§ Data under study
'''
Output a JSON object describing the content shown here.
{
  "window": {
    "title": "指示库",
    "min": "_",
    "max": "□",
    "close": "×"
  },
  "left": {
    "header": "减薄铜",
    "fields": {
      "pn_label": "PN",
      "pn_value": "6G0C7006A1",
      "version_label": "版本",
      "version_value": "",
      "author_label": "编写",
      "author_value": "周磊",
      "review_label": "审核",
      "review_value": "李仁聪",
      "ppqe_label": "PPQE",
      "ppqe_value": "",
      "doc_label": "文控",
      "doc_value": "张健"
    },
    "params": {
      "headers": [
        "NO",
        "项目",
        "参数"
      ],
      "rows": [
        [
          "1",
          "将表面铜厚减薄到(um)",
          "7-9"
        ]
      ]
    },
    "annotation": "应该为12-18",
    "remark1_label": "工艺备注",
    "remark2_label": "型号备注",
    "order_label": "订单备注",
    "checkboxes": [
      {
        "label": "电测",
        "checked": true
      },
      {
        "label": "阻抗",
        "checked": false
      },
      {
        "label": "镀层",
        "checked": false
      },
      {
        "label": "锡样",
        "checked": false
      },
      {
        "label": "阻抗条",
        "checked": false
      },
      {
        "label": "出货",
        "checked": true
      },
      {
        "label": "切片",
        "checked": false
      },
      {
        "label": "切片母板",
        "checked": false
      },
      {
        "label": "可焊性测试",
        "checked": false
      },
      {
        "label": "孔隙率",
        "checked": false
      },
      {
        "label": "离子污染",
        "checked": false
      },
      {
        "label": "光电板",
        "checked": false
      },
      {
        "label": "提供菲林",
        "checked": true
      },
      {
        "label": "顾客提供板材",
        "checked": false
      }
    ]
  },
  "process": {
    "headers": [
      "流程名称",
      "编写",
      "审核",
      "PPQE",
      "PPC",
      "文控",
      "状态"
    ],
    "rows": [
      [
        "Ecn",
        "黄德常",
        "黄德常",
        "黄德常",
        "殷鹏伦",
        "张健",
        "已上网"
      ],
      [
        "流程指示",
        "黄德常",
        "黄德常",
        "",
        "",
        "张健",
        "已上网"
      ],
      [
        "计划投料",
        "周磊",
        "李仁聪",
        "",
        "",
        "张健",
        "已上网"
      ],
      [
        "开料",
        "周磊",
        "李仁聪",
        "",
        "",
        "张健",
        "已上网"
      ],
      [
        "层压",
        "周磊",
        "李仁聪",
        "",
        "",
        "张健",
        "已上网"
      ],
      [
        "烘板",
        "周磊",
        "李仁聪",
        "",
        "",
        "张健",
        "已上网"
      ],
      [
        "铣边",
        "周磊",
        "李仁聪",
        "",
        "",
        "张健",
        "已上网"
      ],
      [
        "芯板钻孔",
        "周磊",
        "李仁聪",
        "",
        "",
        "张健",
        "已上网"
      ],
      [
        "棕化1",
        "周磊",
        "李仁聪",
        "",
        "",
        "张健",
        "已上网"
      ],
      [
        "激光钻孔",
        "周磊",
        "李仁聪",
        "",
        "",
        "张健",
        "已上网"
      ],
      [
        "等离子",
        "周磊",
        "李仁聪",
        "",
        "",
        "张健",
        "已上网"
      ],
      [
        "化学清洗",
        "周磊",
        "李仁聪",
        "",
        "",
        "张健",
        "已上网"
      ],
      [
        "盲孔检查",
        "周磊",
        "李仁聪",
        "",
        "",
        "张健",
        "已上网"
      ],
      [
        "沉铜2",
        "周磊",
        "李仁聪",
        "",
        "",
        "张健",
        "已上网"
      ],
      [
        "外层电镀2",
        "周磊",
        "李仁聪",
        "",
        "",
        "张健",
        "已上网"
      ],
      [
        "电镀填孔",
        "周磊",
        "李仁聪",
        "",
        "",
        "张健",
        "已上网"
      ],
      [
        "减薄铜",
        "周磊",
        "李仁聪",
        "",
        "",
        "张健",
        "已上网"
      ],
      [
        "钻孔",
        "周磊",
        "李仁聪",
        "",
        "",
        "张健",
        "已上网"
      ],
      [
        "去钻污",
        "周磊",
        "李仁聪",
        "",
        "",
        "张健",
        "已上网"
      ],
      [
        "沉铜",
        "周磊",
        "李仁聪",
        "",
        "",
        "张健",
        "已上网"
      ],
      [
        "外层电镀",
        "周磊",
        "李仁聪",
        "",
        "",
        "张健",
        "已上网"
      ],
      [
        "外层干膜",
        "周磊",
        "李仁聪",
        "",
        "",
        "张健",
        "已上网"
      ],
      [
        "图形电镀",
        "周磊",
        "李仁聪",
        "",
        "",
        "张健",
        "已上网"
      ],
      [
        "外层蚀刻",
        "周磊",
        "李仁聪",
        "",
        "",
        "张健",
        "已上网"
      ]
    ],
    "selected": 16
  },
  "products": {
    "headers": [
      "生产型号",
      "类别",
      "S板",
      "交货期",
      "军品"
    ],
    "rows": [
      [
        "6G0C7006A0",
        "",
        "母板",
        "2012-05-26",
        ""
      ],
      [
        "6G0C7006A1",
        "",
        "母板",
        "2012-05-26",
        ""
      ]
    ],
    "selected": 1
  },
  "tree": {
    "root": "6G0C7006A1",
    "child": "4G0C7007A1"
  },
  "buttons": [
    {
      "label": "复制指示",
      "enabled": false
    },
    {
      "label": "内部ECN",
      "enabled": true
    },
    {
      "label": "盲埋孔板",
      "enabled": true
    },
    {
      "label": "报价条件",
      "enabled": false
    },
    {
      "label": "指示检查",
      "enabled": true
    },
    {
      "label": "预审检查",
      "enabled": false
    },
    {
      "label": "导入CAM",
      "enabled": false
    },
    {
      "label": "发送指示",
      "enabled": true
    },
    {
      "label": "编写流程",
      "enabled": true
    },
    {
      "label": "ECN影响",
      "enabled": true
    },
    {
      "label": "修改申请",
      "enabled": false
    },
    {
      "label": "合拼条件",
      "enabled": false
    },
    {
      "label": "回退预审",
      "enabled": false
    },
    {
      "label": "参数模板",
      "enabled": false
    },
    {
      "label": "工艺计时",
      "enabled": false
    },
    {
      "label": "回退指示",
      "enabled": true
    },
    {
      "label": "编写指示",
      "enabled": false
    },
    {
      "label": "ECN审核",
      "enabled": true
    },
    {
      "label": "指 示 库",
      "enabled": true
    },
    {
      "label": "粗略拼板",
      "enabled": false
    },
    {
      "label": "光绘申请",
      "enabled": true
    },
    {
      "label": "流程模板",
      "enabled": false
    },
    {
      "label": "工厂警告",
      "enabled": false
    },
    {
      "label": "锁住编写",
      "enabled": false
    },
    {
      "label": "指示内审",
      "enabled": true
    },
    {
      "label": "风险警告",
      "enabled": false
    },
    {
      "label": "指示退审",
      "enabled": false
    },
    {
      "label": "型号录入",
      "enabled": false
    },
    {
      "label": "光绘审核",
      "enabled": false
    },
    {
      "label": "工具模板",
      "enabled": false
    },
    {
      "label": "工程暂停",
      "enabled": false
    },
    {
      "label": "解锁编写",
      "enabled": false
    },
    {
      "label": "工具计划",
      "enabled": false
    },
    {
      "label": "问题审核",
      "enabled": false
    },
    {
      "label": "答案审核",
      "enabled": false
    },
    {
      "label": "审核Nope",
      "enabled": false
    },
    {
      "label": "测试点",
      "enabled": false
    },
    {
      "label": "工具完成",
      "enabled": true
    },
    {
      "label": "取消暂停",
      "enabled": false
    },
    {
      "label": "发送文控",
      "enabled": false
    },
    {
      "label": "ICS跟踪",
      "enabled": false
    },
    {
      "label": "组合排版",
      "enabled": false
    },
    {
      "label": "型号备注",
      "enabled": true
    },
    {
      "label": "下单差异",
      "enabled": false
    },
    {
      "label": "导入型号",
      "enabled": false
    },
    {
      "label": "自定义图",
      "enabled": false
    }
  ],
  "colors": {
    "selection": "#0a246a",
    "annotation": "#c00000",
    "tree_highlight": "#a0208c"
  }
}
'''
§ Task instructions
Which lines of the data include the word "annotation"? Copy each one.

§ Solution
    "annotation": "应该为12-18",
    "annotation": "#c00000",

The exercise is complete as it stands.